Michelle Obama: My Husband and I Welcome 'Criticism' from 'Media' and 'Our Fellow Americans'
First Lady Michelle Obama addressed students and faculty at Peking University in Bejing, China on Saturday and addressing free speech issues. The First Lady told the audience:
Mrs. Obama's remarks come on the heels of the administration's
That's why it's so important for information and ideas to flow freely over the internet and through the media, because that's how we discover the truth. That's how we learn what's really happening in our communities in our country and our world. And that's how we decide which values and ideas we think are best--by questioning and debating them vigorously--by listening to all sides of an argument and by judging for ourselves. My husband and I are on the receiving end of plenty of questioning and criticism from our media and our fellow citizens and its not always easy, but we wouldn't trade it for anything in the world, because time and again we have seen that countries are stronger and more prosperous when voices and opinions of all their citizens can be heard. And as my husband has said, 'We respect the uniqueness of other cultures and societies but when it comes to expressing yourself freely and worshipping as you choose and having open access to information. We believe those universal rights--they are universal rights that are the birth right of every person on this planet.'
announcement that it would cede oversight of the Internet Corporation for Assigned Names and Numbers (Icann) which assigns and manages domain names and Web addresses for the Internet.
In light of the First Lady's words, some may remember a recent court decision in the 9th circuit ruling that a public school in California did not violate students' first amendment rights, when the school singled out the school kids for wearing American flag t-shirts. The court opinionated that the school could target these students for inciting disruptions.
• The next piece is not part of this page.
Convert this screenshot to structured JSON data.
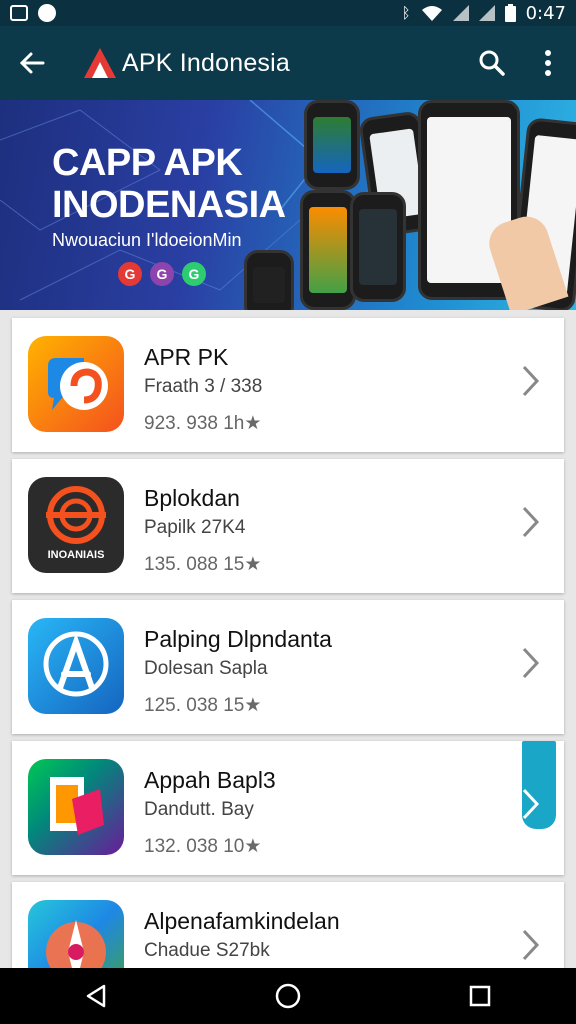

In 2010, according to reports, the administration's Department of Homeland Security shut down 76 web domains without a court order citing copyright infringements. This prompted internet freedom activists, Raw Story reported at the time, to cry foul over possible censorship issues.
Additionally, it should be noted that former Obama Secretary of State Hillary Clinton gave her own thoughts about "offensive" and "discriminatory" expression towards religion at the high-level meeting of the Organization of the Islamic Conference in July of 2011. Clinton said:
“Together we have begun to overcome the false divide that pits religious sensitivities against freedom of expression, and we are pursuing a new approach based on concrete steps to fight intolerance wherever it occurs,” Clinton said.
“The resolution calls upon states to protect freedom of religion, to counter offensive expression through education, interfaith dialogue and public debate, and to prohibit discrimination, profiling and hate crimes, but not to criminalize speech unless there is an incitement to imminent violence,” she said. Clinton urged countries to begin implementing the measure.
The secretary said no country, including the United States, “has a monopoly on truth or a secret formula for ethnic and religious harmony.” There are still Americans who “feel vulnerable or marginalized as a result of their religious beliefs,” and “wide ripples of intolerance” can spread from the actions of only a few incendiary people, Clinton said.
In response, “we are focused on promoting interfaith education and collaboration, enforcing anti-discrimination laws, protecting the rights of all people to worship as they choose and to use some old-fashioned techniques of peer pressure and shaming, so that people don’t feel that they have the support to do what we abhor,” she said.
In addition, Clinton announced that the Obama administration plans to invite relevant world experts later in 2011 for “a series of meetings to discuss best practices, exchange ideas and keep us moving forward” on implementing the resolution.
Clinton said the need for religious tolerance around the world is as important as ever in 2011. The transitions to democracy in the Middle East and North Africa “have also exposed ethnic and religious minorities to new dangers,” she said, and established democracies still need to work to fully protect their religious diversity, prevent discrimination and protect freedom of expression.
“For all of these reasons, this gathering and the shared commitment it represents is vitally important,” she told the OIC meeting. “It is one of these events that has great ramifications far beyond this room.”